News in Review

Superbugs Spread to 40 Nations Threatening India Medical Tourism
sfgate.com
India's $12.4 billion pharmaceutical industry manufactures almost a third of the world's antibiotics, and people use them so liberally that relatively benign and beneficial bacteria are becoming drug-immune in a pool of resistance that thwarts even high-powered antibiotics, the so-called remedies of last resort.

Why Travel Agents Are Back From The Dead (And Why You Should Care)
Time.com - Travel agents were once the poster children for that Old Economy horror movie Things The Internet Will Destroy. From a high of 34,000 in the mid-1990s, the ranks of agencies has been sliced by more than half, to roughly 15,000 today.

Would you go to Turkey for teeth work, or Belgium for a boob job? What happens if it goes wrong
thisismoney.co.uk - Tens of thousands of medical tourists who go overseas for cheap operations are leaving themselves at risk if things go wrong.

More than 70,000 British residents each year jet off to other countries to have operations and procedures as a way of side-stepping National Health Service waiting lists or saving as much as £10,000.

Czechs launch surgical strike to boost medical tourism
ceskapozice.cz - Tourism promotion agency CzechTourism has launched Internet campaigns in and around half a dozen countries aimed at plugging into the ever-growing market for so-called "surgical stays."

Internet campaigns targeting Britain, Russia and other post-Soviet states, Germany, Switzerland and several rich Arab countries are vaunting the country's reputation for high quality and cheap surgical and healthcare treatment with the aim of attracting more medical tourists to the country.
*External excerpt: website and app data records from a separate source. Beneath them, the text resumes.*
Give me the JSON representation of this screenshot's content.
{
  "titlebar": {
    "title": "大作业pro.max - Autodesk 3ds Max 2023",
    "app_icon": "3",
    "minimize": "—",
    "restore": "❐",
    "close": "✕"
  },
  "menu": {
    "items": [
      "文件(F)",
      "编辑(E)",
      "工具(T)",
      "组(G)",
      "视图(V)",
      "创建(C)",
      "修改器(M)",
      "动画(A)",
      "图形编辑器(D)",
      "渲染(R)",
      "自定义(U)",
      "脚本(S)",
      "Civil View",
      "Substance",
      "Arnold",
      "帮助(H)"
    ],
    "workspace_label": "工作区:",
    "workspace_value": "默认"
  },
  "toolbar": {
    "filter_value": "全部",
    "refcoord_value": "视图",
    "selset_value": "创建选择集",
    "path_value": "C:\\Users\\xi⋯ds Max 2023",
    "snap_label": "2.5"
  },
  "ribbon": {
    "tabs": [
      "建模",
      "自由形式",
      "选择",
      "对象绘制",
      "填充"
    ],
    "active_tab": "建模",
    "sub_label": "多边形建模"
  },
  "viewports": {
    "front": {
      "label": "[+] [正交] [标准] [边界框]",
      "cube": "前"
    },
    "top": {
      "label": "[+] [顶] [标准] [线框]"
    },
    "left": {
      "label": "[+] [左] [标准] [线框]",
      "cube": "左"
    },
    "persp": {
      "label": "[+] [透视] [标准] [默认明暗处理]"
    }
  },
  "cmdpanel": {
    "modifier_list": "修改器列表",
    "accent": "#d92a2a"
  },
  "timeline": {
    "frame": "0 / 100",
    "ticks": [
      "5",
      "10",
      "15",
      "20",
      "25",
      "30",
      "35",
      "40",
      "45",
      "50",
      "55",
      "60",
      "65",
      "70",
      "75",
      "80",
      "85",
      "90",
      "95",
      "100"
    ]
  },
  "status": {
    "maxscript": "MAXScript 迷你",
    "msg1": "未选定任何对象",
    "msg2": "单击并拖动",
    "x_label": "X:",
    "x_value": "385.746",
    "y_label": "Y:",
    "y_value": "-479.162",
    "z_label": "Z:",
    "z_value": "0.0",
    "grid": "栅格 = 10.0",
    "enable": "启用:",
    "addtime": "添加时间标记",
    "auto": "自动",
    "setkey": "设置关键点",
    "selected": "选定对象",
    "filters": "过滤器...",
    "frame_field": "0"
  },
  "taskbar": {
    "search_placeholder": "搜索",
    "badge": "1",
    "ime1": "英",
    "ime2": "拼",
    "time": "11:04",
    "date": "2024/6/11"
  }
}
Editor's Note: The information in Medical Travel Today is believed to be accurate, but in some instances, may represent opinion or judgment. The newsletter's providers do not guarantee the accuracy or completeness of any of the information and shall not be liable for any loss or damage caused - directly or indirectly - by or from the information. All information should be considered a supplement to - and not a substitute for - the care provided by a licensed healthcare provider or other appropriate expert. The appearance of advertising in this newsletter should in no way be interpreted as a product or service endorsement by the newsletter's providers.